Why you shouldn’t worry about which COVID-19 vaccine you’ll get
Published 12:00 am Thursday, March 25, 2021
How many people get the vaccine matters more than efficacy rates
By Gina DiPietro
There is one common question being asked as North Carolinians roll up their sleeves in the fight against COVID-19 — ‘Which vaccine am I getting?’
Curiosity is a natural reaction, but experts encourage people not to place too much emphasis on it. We should all focus instead on getting vaccinated in the first place, said Dr. David Priest, Novant Health senior vice president and chief safety and quality officer.
“Remember, the influenza vaccine has an effectiveness of 35% to 55%. So, the fact that we have three vaccines for COVID-19 that have an 82% or higher effectiveness rate against the most serious complications is unbelievably good news,” Priest said.
At this time, Novant Health patients will not know in advance which vaccine they’ll receive. The limited supply of all three vaccines means it’s not possible for patients to choose which brand of the vaccine they’d like to receive on a given day or time. That said, all patients are informed of which one will be administered at their appointment and the number of doses that will be needed.
Numbers aren’t ‘apples to apples’

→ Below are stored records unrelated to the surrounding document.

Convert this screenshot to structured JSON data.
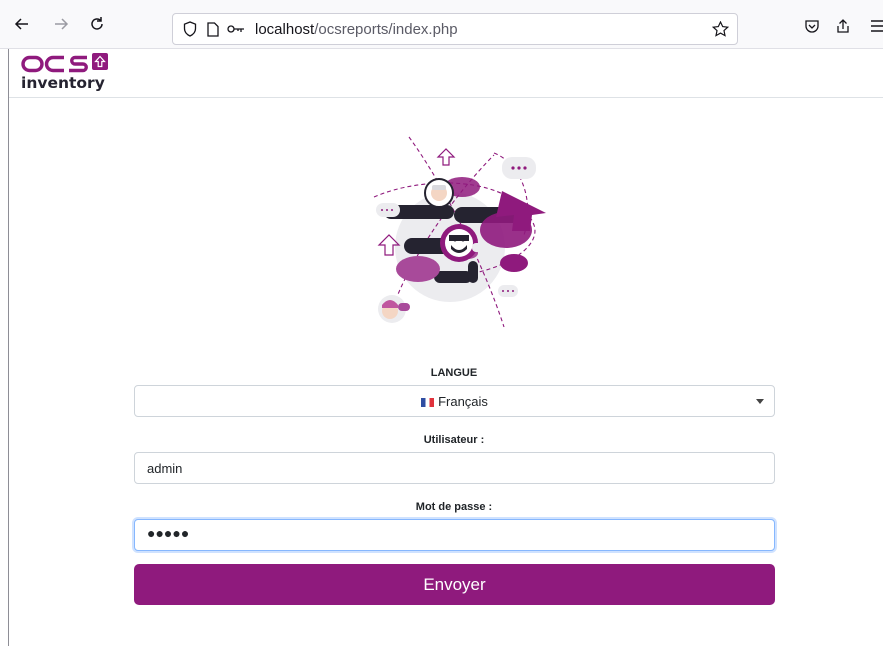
{
  "browser": {
    "url_host": "localhost",
    "url_path": "/ocsreports/index.php",
    "icons": {
      "back": "arrow-left-icon",
      "forward": "arrow-right-icon",
      "reload": "reload-icon",
      "shield": "shield-icon",
      "page": "page-icon",
      "key": "key-icon",
      "bookmark": "star-icon",
      "pocket": "pocket-icon",
      "share": "share-icon",
      "menu": "hamburger-menu-icon"
    }
  },
  "logo": {
    "text_top": "OCS",
    "text_bottom": "inventory"
  },
  "form": {
    "language_label": "LANGUE",
    "language_value": "Français",
    "user_label": "Utilisateur :",
    "user_value": "admin",
    "password_label": "Mot de passe :",
    "password_masked": "●●●●●",
    "submit_label": "Envoyer"
  },
  "colors": {
    "brand": "#8f1a7d",
    "brand_light": "#a84a9a",
    "dark": "#252330"
  }
}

The Moderna, Pfizer-BioNTech and Johnson & Johnson (Janssen) vaccines vary slightly in efficacy, but here’s the bottom line: all the vaccines are highly effective in preventing COVID-19 hospitalization or worse, Priest said. The difference in their performance is not what’s most important, he added.
“Johnson & Johnson has a slightly lower efficacy, but you’ll remember it was tested and came out later than the other COVID-19 vaccines,” Priest said. “There were variants around the world that didn’t necessarily exist when the first two manufacturers began distribution, so the actual difference in efficacy may be less than those numbers suggest. It’s important to remember.”
Dr. Jerome Williams Jr., Novant Health senior vice president of consumer engagement, said it’s also worth noting that the vaccines were not compared to each other in clinical trials.
“You can’t really extrapolate one data point as it relates to efficacy to another trial, because it’s not comparing apples to apples,” Williams said. “The take-home point is that we all need to get vaccinated no matter which vaccine.”
Priest also recommended that everyone get the annual flu shot. Remember, it’s not the efficacy that matters. It’s how many people opt to receive it.
Getting vaccinated is the most important thing
While a vaccine’s efficacy is important, what’s equally important, “and in a lot of cases, even more important” is how many people get it, Priest said. If a small number of people get a very effective vaccine, it’s not going to make a dent in a community’s disease progression. But if every single person got it, it would make “a huge difference in disease burden.”
“What’s most important is that enough people get the COVID-19 vaccine. I would not split hairs about which product you’re getting,” Priest said. “If you have the opportunity, get one.”
With that in mind, there is new advice on how fully vaccinated individuals can safely interact with others. It’s the first set of Centers for Disease Control and Prevention guidelines for this group of people. Since the vaccine isn’t yet available to everyone, most people should continue to wear masks, be socially distant and wash their hands.